Worms, about 1933, The Jewish hospital, Stadtarchiv Worms

Image: Worms, 2005, The Rashi Chapel and the Rashi House, Stadt Worms
Worms, 2005, The Rashi Chapel and the Rashi House, Stadt Worms
Of the approximately 1,100 Jews who lived in Worms in 1933, about 430 men, women and children perished in the Holocaust.
Image: Worms, 1938, Neighbours and onlookers following the »Kristallnacht« in front of the burning Old Synagogue, Stiftung Topographie des Terrors
Worms, 1938, Neighbours and onlookers following the »Kristallnacht« in front of the burning Old Synagogue, Stiftung Topographie des Terrors

Image: Worms, 2005, View of the exhibition at the Jewish Museum, Stadt Worms
Worms, 2005, View of the exhibition at the Jewish Museum, Stadt Worms

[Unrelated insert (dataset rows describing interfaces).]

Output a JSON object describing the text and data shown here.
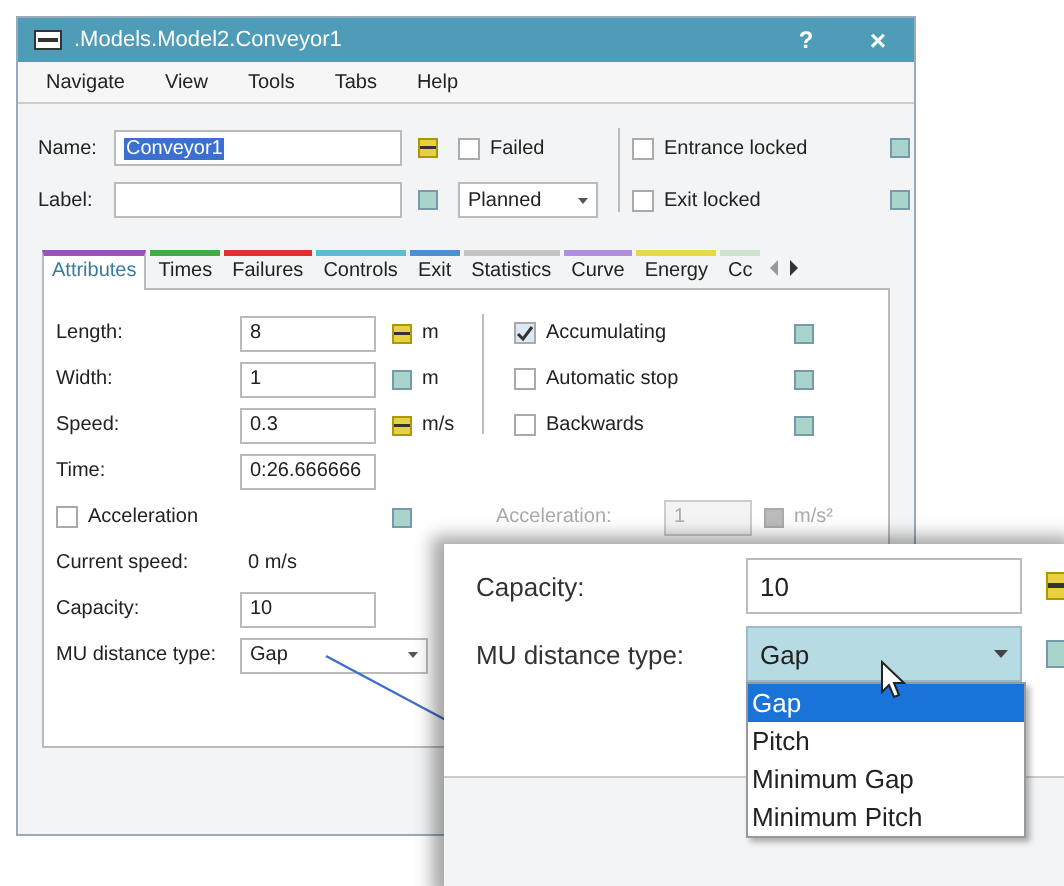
{
  "window": {
    "title": ".Models.Model2.Conveyor1",
    "help": "?",
    "close": "×"
  },
  "menu": [
    {
      "label": "Navigate"
    },
    {
      "label": "View"
    },
    {
      "label": "Tools"
    },
    {
      "label": "Tabs"
    },
    {
      "label": "Help"
    }
  ],
  "header": {
    "name": {
      "label": "Name:",
      "value": "Conveyor1",
      "modified": true
    },
    "label": {
      "label": "Label:",
      "modified": false
    },
    "failed": {
      "label": "Failed",
      "checked": false
    },
    "status": {
      "value": "Planned"
    },
    "entrance_locked": {
      "label": "Entrance locked",
      "checked": false,
      "modified": false
    },
    "exit_locked": {
      "label": "Exit locked",
      "checked": false,
      "modified": false
    }
  },
  "tabs": [
    {
      "label": "Attributes",
      "color": "#9b4fc0",
      "selected": true
    },
    {
      "label": "Times",
      "color": "#3cb043",
      "selected": false
    },
    {
      "label": "Failures",
      "color": "#e03030",
      "selected": false
    },
    {
      "label": "Controls",
      "color": "#5bbcd6",
      "selected": false
    },
    {
      "label": "Exit",
      "color": "#4a90d9",
      "selected": false
    },
    {
      "label": "Statistics",
      "color": "#c4c4c4",
      "selected": false
    },
    {
      "label": "Curve",
      "color": "#b08ee0",
      "selected": false
    },
    {
      "label": "Energy",
      "color": "#e8d84a",
      "selected": false
    },
    {
      "label": "Cc",
      "color": "#cfe3cf",
      "selected": false
    }
  ],
  "attributes": {
    "rows": [
      {
        "kind": "field",
        "label": "Length:",
        "value": "8",
        "modified": true,
        "unit": "m",
        "option": {
          "label": "Accumulating",
          "checked": true,
          "modified": false
        }
      },
      {
        "kind": "field",
        "label": "Width:",
        "value": "1",
        "modified": false,
        "unit": "m",
        "option": {
          "label": "Automatic stop",
          "checked": false,
          "modified": false
        }
      },
      {
        "kind": "field",
        "label": "Speed:",
        "value": "0.3",
        "modified": true,
        "unit": "m/s",
        "option": {
          "label": "Backwards",
          "checked": false,
          "modified": false
        }
      },
      {
        "kind": "field",
        "label": "Time:",
        "value": "0:26.666666"
      },
      {
        "kind": "checkbox",
        "label": "Acceleration",
        "checked": false,
        "modified": false,
        "related": {
          "label": "Acceleration:",
          "value": "1",
          "unit": "m/s²",
          "disabled": true
        }
      },
      {
        "kind": "reading",
        "label": "Current speed:",
        "value": "0 m/s"
      },
      {
        "kind": "field",
        "label": "Capacity:",
        "value": "10"
      },
      {
        "kind": "dropdown",
        "label": "MU distance type:",
        "value": "Gap"
      }
    ]
  },
  "zoom_inset": {
    "capacity": {
      "label": "Capacity:",
      "value": "10",
      "modified": true
    },
    "mu_distance": {
      "label": "MU distance type:",
      "value": "Gap",
      "modified": false
    },
    "options": [
      {
        "label": "Gap",
        "selected": true
      },
      {
        "label": "Pitch",
        "selected": false
      },
      {
        "label": "Minimum Gap",
        "selected": false
      },
      {
        "label": "Minimum Pitch",
        "selected": false
      }
    ]
  }
}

The partly preserved early medieval building which is today the Rashi House was used by the Jewish community of Worms for centuries. Located here was the Jewish hospital and between 1938 and 1942, the building also housed a home for the elderly. The Rashi House was in direct vicinity of the synagogue which was destroyed in 1938. In 1971, the city council had parts of the increasingly derelict building torn down. Only the cellar ceilings and parts of the ground floor remained. Many years of efforts to rebuild the house to its original state finally succeeded. In 1982, what was once the Jewish community building was inaugurated as the Rashi House. It is most probably located at the site where the Yeshiva, at which Rashi studied around 1060, stood. The Jewish Museum is situated in the historic cellar rooms and the ground floor of the Rashi House; located in the upper floor is the municipal archive. The exhibition at the museum deals with the history of Worms Jews from the beginnings of the Jewish community's existence up to the end of the National Socialist regime. In 1961, the Worms synagogue and Rashi Chapel were inaugurated anew. The initiators of the reconstruction conducted their work in reference to the building's state prior to its destruction in 1938.

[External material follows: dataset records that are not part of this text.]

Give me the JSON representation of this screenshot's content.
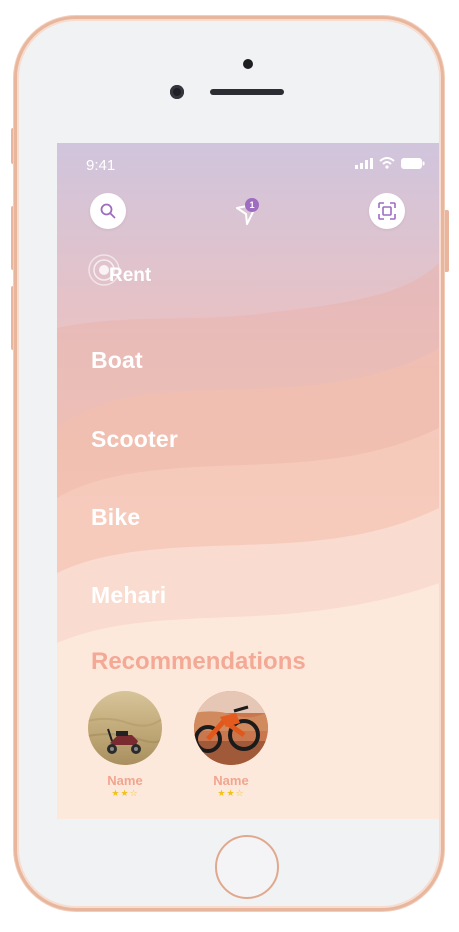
{
  "status": {
    "time": "9:41"
  },
  "header": {
    "search_icon": "search-icon",
    "location_icon": "navigation-arrow-icon",
    "notification_count": "1",
    "scan_icon": "scan-icon"
  },
  "rent": {
    "label": "Rent"
  },
  "categories": [
    {
      "label": "Boat"
    },
    {
      "label": "Scooter"
    },
    {
      "label": "Bike"
    },
    {
      "label": "Mehari"
    }
  ],
  "recommendations": {
    "title": "Recommendations",
    "items": [
      {
        "name": "Name",
        "stars": "★★☆"
      },
      {
        "name": "Name",
        "stars": "★★☆"
      }
    ]
  },
  "colors": {
    "accent": "#9e6cc0",
    "recommendation_text": "#f3a995",
    "star": "#f2c21c"
  }
}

Image: Worms, 2005, View of the Rashi House as seen from the synagogue garden, Stadt Worms
Worms, 2005, View of the Rashi House as seen from the synagogue garden, Stadt Worms

Image: Worms, 2005, Detailed view of the exhibition at the Jewish Museum in Worms, Stadt Worms
Worms, 2005, Detailed view of the exhibition at the Jewish Museum in Worms, Stadt Worms
Name
Jüdisches Museum im Raschi-Haus
Address
Hintere Judengasse 6
67547 Worms
Phone
+49(0) 6241 853 470 1
Fax
+49(0) 6241 853 471 0
Web
http://www.worms.de
E-Mail
stadtarchiv@worms.de
Open
April to October Tuesday to Sunday 10 a.m. to 12.30 p.m. and 1.30 p.m. to 5 p.m., November to March Tuesday to Sunday 10 a.m. to 12.30 p.m. and 1.30 p.m. to 4.30 p.m.
Possibilities
Shared location and administration with the municipal archive, which is home to a large Judaica collection, a reference library, user workplaces, photo archive